Ross was established in the 1860s, during the West Coast Gold Rush, where it became an important centre for miners. At its largest, the town had around 2,500 inhabitants, but the population declined after local goldfields were depleted in the early 1870s.Quartz was occasionally mined on Mount Greenland, a nearby ridge, but little more gold was found until two miners discovered a large 3.1-kilogram nugget in 1909, which was later named the "Honourable Roddy Nugget", after Roderick McKenzie, the Minister for Mines at the time. A branch linerailway known as the Ross Branch was extended from Ruatapu to Ross on 1 April 1909, serving as the southern terminus of the line owned by the New Zealand Railways Department. However, a lengthy privately owned bush tramway ran south from the railway station to serve logging interests near Lake Ianthe and a railway extension from Ross through the Haast Pass to connect with the Otago Central Railway was proposed in the early 20th century. From the 1940s until 9 October 1962, a Vulcan railcar service operated directly from Christchurch to Ross twice a day. A lack of traffic and expensive maintenance costs meant the line was closed beyond Hokitika on 24 November 1980. Much of the old track bed between Ruatapu and Hokitika can be driven as it serves as an access road for local farmers, and a disused truss bridge still stands north of Ross.

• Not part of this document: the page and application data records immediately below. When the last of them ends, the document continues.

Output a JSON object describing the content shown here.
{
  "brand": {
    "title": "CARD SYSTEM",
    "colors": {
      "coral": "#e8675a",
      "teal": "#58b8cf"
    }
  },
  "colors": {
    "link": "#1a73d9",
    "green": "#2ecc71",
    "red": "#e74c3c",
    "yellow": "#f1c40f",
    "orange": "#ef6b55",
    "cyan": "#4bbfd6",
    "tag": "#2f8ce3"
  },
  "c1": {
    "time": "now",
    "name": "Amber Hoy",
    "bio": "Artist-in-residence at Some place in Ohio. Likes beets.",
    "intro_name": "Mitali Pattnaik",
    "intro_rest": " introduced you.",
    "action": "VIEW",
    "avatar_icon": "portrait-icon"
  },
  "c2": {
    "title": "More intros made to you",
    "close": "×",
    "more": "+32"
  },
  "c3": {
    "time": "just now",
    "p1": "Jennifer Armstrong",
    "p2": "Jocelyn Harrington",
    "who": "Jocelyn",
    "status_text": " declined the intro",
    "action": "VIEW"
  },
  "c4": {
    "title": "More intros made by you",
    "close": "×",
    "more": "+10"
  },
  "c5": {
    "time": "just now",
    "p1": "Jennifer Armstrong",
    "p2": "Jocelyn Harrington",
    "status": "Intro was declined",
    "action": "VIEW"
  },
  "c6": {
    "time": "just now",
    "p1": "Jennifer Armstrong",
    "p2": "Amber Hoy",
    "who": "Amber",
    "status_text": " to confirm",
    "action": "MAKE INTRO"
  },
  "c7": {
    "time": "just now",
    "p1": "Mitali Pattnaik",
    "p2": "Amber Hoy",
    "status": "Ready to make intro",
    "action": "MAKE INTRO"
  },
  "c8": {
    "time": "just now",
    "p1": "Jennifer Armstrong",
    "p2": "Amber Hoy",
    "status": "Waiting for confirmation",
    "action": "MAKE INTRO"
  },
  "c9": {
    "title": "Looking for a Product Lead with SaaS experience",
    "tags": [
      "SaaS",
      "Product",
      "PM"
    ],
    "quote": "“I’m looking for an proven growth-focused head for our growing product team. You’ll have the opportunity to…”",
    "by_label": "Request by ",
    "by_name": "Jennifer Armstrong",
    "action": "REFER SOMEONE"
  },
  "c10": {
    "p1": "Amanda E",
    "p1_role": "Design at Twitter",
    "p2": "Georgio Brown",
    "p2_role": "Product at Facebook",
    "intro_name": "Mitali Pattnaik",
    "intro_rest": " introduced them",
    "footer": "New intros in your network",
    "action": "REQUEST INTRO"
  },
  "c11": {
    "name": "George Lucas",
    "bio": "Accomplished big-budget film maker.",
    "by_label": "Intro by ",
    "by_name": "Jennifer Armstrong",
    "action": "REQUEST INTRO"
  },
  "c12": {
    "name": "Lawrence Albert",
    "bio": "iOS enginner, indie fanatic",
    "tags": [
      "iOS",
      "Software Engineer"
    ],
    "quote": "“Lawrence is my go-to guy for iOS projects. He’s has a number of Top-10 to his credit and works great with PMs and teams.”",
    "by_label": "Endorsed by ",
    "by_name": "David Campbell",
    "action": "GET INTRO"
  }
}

The population, recorded as 291 people in the 2006 New Zealand Census, is largely European in ethnicity, with a minority claiming Māori descent. The town's economy is based around farming and forestry, although a large open-cut mine has operated directly adjacent to the town since 1988. Ross School, a coeducational contributing primary school with a decile rating of six and a roll of 24, is located within the town.